Thursday, August 30, 2007

Top Ten Reasons I Love MIT #7

"Signed, Rebel Scum"

IHTFP - Interesting Hacks to Fascinate People
(one definition among many)

Before I begin, you should know that I feel sort of overwhelmed simply by trying to write this entry. Hacking is a long and storied tradition at MIT, and yet I'm only a freshman - who am I to write about this sort of thing?

And the reality is, I really can't. Yes, I've been to some interesting places around campus; yes, I've started to meet people who can legitimately be called hackers. But I, myself, am not a hacker by any means. Not yet, anyway.

Funny story: I first ran across the word hacker when I was about six, and I had no idea what the word actually meant, so I did what any good six-year-old would do and asked my mom about it. She replied, understandably hesitantly, "Why do you want to know, Paul?" To which I said, "Because I think I want to be one."

Ah, the innocence of youth.

But back to business. What I want to talk about right now, you see, is not the great hacks that have been pulled in the good old days of hardcore yore - because although I've heard of them, and read books about them, I don't really know about them.

What I do know, what I feel qualified enough to talk about, is the hackers themselves.

No names will be named.

The first thing you need to realize is that hackers break stereotypes. Like MIT students in general, they have traits in common, but they aren't clones. Some are social and some are shy, some are serious and some are hilarious. Some have green or purple or rainbow hair, some have brown or black or blonde or red hair. Some wear riot gear, some wear trenchcoats, some just wear dark T-shirts. Some tell stories, some make their own stories. Some are in the UA, some are bloggers, some do UROP or IM sports or hundreds of other activities. Some are from the East, some are from the West, some are in fraternities and sororities and independent living groups.

I'll say that again, because it's important - hackers are from the East, and the West, and the FSILGs. Don't forget that.

But hackers do share many things in common. Creativity, innovation, unconventional attitudes, a unique sense of humor, a code of ethics, a love of rooftops and tunnels and enclosed spaces, a certain disregard for the rules...just to name a few.

They are, in short, a great group. I'm still so incredibly grateful for all the experiences I've had with them. After all, it's not every club that trusts freshmen (and even some pre-frosh), yet the hackers do. They're just cool like that, and I hope to get the chance to do the same, a year or two down the road.

I said before that being at MIT feels like coming home.

Going hacking feels like coming into an inheritance.

Some informative links: IHTFP Gallery, MIT Admissions, Wikipedia, The Jargon File, Where the Sun Shines, There Hack They


Anonymous said...

Yes!! Thank you for writing about these people - they're my favorite people at MIT and I don't even know who they are! =) Yet...

JKim said...

commenty commenty commenty.

Anonymous said...

Nice simile with the coming into inheritance bit. (I will basically need to come into a literal inheritance if I get in to MIT! lol )

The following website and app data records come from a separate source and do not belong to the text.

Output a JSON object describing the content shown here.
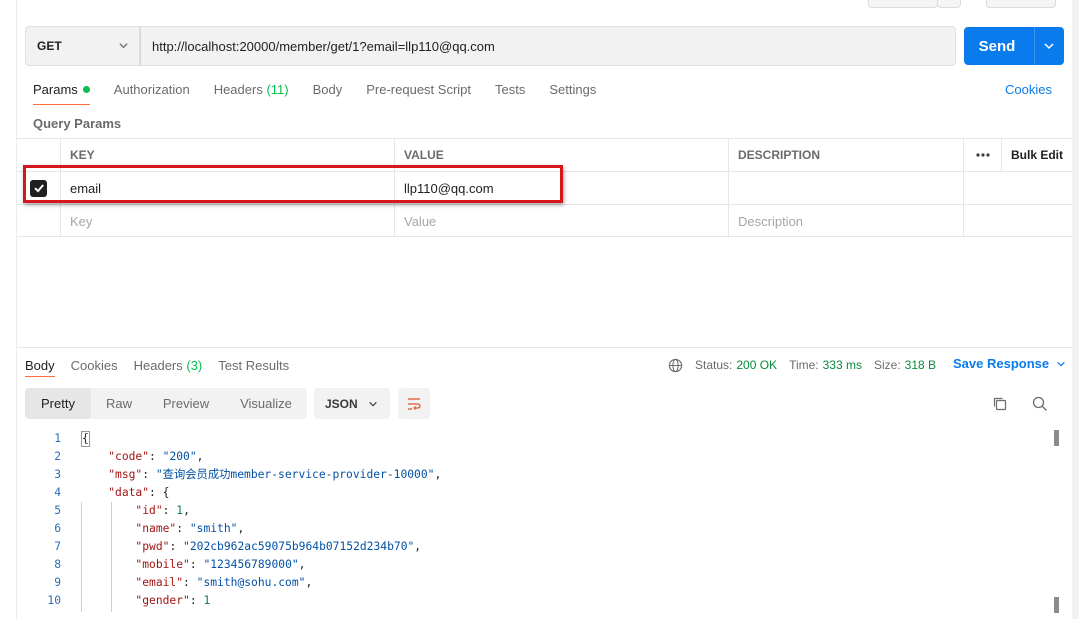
{
  "request": {
    "method": "GET",
    "url": "http://localhost:20000/member/get/1?email=llp110@qq.com",
    "send_label": "Send"
  },
  "request_tabs": [
    {
      "label": "Params",
      "suffix": "",
      "active": true,
      "has_dot": true
    },
    {
      "label": "Authorization",
      "suffix": ""
    },
    {
      "label": "Headers",
      "suffix": "(11)"
    },
    {
      "label": "Body",
      "suffix": ""
    },
    {
      "label": "Pre-request Script",
      "suffix": ""
    },
    {
      "label": "Tests",
      "suffix": ""
    },
    {
      "label": "Settings",
      "suffix": ""
    }
  ],
  "cookies_link": "Cookies",
  "query_params": {
    "title": "Query Params",
    "headers": {
      "key": "KEY",
      "value": "VALUE",
      "description": "DESCRIPTION",
      "bulk_edit": "Bulk Edit"
    },
    "rows": [
      {
        "checked": true,
        "key": "email",
        "value": "llp110@qq.com",
        "description": ""
      }
    ],
    "placeholders": {
      "key": "Key",
      "value": "Value",
      "description": "Description"
    }
  },
  "response": {
    "tabs": [
      {
        "label": "Body",
        "suffix": "",
        "active": true
      },
      {
        "label": "Cookies",
        "suffix": ""
      },
      {
        "label": "Headers",
        "suffix": "(3)"
      },
      {
        "label": "Test Results",
        "suffix": ""
      }
    ],
    "status_label": "Status:",
    "status": "200 OK",
    "time_label": "Time:",
    "time": "333 ms",
    "size_label": "Size:",
    "size": "318 B",
    "save_label": "Save Response",
    "view_modes": [
      "Pretty",
      "Raw",
      "Preview",
      "Visualize"
    ],
    "active_view": "Pretty",
    "format": "JSON",
    "body_lines": [
      {
        "n": "1",
        "text": "{"
      },
      {
        "n": "2",
        "text": "    \"code\": \"200\","
      },
      {
        "n": "3",
        "text": "    \"msg\": \"查询会员成功member-service-provider-10000\","
      },
      {
        "n": "4",
        "text": "    \"data\": {"
      },
      {
        "n": "5",
        "text": "        \"id\": 1,"
      },
      {
        "n": "6",
        "text": "        \"name\": \"smith\","
      },
      {
        "n": "7",
        "text": "        \"pwd\": \"202cb962ac59075b964b07152d234b70\","
      },
      {
        "n": "8",
        "text": "        \"mobile\": \"123456789000\","
      },
      {
        "n": "9",
        "text": "        \"email\": \"smith@sohu.com\","
      },
      {
        "n": "10",
        "text": "        \"gender\": 1"
      }
    ]
  },
  "colors": {
    "accent": "#097bed",
    "tab_underline": "#ff6c37",
    "status_ok": "#0a8a3c",
    "highlight": "#d4171c"
  }
}
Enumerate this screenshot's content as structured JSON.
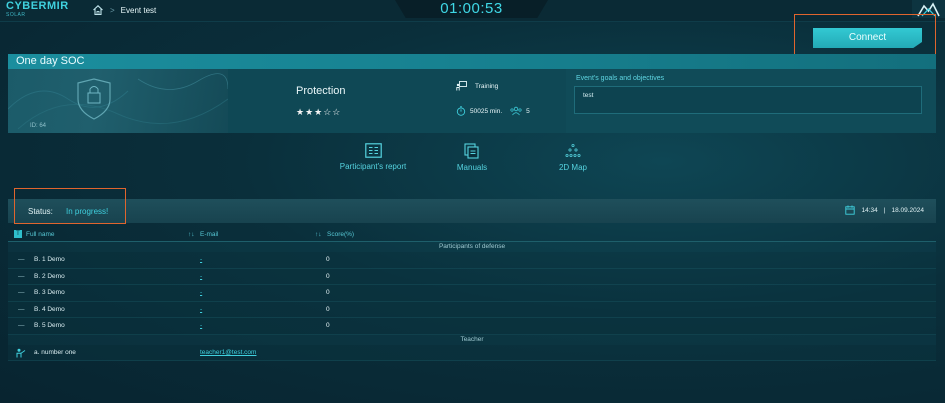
{
  "topbar": {
    "logo_main": "CYBERMIR",
    "logo_sub": "SOLAR",
    "breadcrumb_sep": ">",
    "page_title": "Event test",
    "timer": "01:00:53"
  },
  "connect_label": "Connect",
  "event": {
    "title": "One day SOC",
    "id_text": "ID: 64",
    "category": "Protection",
    "stars": "★★★☆☆",
    "stars_value": 3,
    "stars_max": 5,
    "type": "Training",
    "duration": "50025 min.",
    "participants_count": "5",
    "goals_title": "Event's goals and objectives",
    "goals_text": "test"
  },
  "nav": {
    "report": "Participant's report",
    "manuals": "Manuals",
    "map2d": "2D Map"
  },
  "status": {
    "label": "Status:",
    "value": "In progress!",
    "time": "14:34",
    "date_sep": "|",
    "date": "18.09.2024"
  },
  "table": {
    "col_fullname": "Full name",
    "col_email": "E-mail",
    "col_score": "Score(%)",
    "sort_icon": "↑↓",
    "group_defense": "Participants of defense",
    "group_teacher": "Teacher",
    "participants": [
      {
        "dash": "—",
        "name": "B. 1 Demo",
        "email": "-",
        "score": "0"
      },
      {
        "dash": "—",
        "name": "B. 2 Demo",
        "email": "-",
        "score": "0"
      },
      {
        "dash": "—",
        "name": "B. 3 Demo",
        "email": "-",
        "score": "0"
      },
      {
        "dash": "—",
        "name": "B. 4 Demo",
        "email": "-",
        "score": "0"
      },
      {
        "dash": "—",
        "name": "B. 5 Demo",
        "email": "-",
        "score": "0"
      }
    ],
    "teacher": {
      "name": "a. number one",
      "email": "teacher1@test.com"
    }
  },
  "colors": {
    "accent": "#3fd0de",
    "highlight_frame": "#e0652e",
    "background": "#0a2f3b"
  }
}
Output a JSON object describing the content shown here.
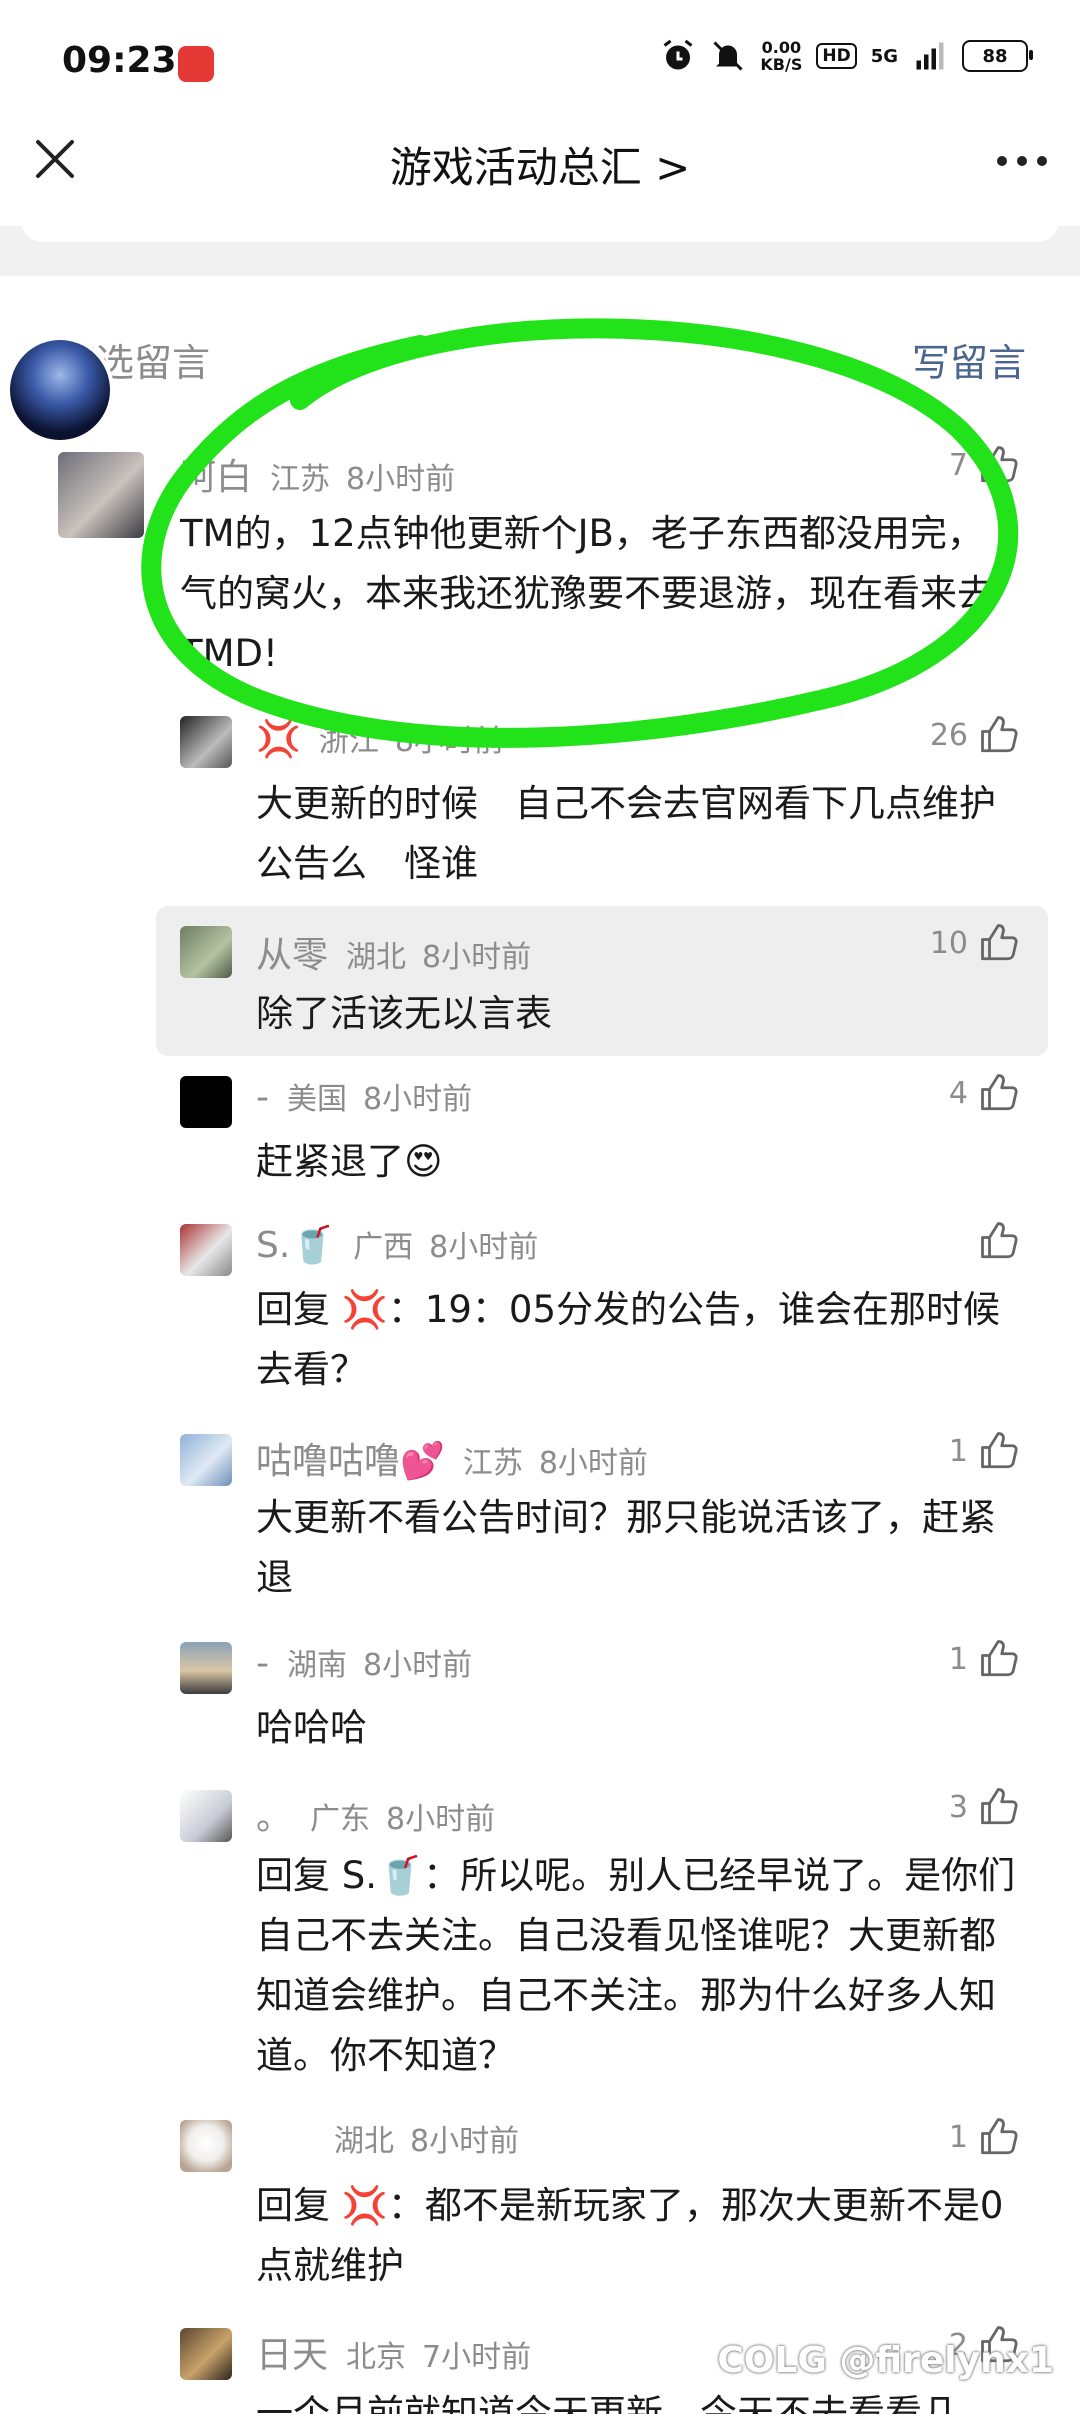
{
  "status_bar": {
    "time": "09:23",
    "speed_top": "0.00",
    "speed_bottom": "KB/S",
    "hd": "HD",
    "network": "5G",
    "battery": "88"
  },
  "header": {
    "title": "游戏活动总汇 >"
  },
  "section": {
    "title": "精选留言",
    "write_label": "写留言"
  },
  "comments": [
    {
      "nick": "阿白",
      "loc": "江苏",
      "time": "8小时前",
      "likes": "7",
      "body": "TM的，12点钟他更新个JB，老子东西都没用完，气的窝火，本来我还犹豫要不要退游，现在看来去TMD!"
    },
    {
      "nick": "💢",
      "loc": "浙江",
      "time": "8小时前",
      "likes": "26",
      "body": "大更新的时候　自己不会去官网看下几点维护公告么　怪谁"
    },
    {
      "nick": "从零",
      "loc": "湖北",
      "time": "8小时前",
      "likes": "10",
      "body": "除了活该无以言表"
    },
    {
      "nick": "-",
      "loc": "美国",
      "time": "8小时前",
      "likes": "4",
      "body": "赶紧退了😍"
    },
    {
      "nick": "S.🥤",
      "loc": "广西",
      "time": "8小时前",
      "likes": "",
      "body": "回复 💢：19：05分发的公告，谁会在那时候去看？"
    },
    {
      "nick": "咕噜咕噜💕",
      "loc": "江苏",
      "time": "8小时前",
      "likes": "1",
      "body": "大更新不看公告时间？那只能说活该了，赶紧退"
    },
    {
      "nick": "-",
      "loc": "湖南",
      "time": "8小时前",
      "likes": "1",
      "body": "哈哈哈"
    },
    {
      "nick": "。",
      "loc": "广东",
      "time": "8小时前",
      "likes": "3",
      "body": "回复 S.🥤：所以呢。别人已经早说了。是你们自己不去关注。自己没看见怪谁呢？大更新都知道会维护。自己不关注。那为什么好多人知道。你不知道？"
    },
    {
      "nick": "",
      "loc": "湖北",
      "time": "8小时前",
      "likes": "1",
      "body": "回复 💢：都不是新玩家了，那次大更新不是0点就维护"
    },
    {
      "nick": "日天",
      "loc": "北京",
      "time": "7小时前",
      "likes": "2",
      "body": "一个月前就知道今天更新，今天不去看看几"
    }
  ],
  "watermark": "COLG @firelynx1",
  "colors": {
    "accent_link": "#4a6590",
    "highlight_stroke": "#22e21a",
    "muted": "#8c8c8c"
  }
}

Anyway...thanks for telling us a little about the hackers. I've always wondered about the individuals behind MIT's infamous hacking tradition.

Anonymous said...

So how easy is it to get involved in hacking? I've always assumed it was some crazy, secretive thing that I would never be able to be a part of, but it seems so cool... could any freshman really get involved in it?

So did you have anything to do with the last great dome hack? Cuz that would just be awesome!

Anonymous said...

@star - If he did, he wouldn't be at liberty to say. =P

Anonymous said...

That's a very good point. Well then I'll just asume he did, because it makes me feal special that I... uh... read the blog of a hacker? Yeah, I'm a little weird like that. But hacking is just that cool.

Paul said...

Star, I could tell you, but then I'd have to kill you. :P

Seriously though - although I wouldn't call becoming a hacker easy, the current hackers are surprisingly open about their secrets. I learned quite a bit about them during CPW, and even more during the past few weeks - although I'm pretty sure there's much much more that they aren't telling me. (Or are leaving for me to find out for myself. :D)

As for whether or not freshmen can be involved in hacking - yes, they can. If you do come here, as I hope you do, just pay attention during'll figure out pretty quickly what events (or, dare I say, Tours) you'll want to go on. Beyond that, it's a matter of willingness, creativity, and dedication. :)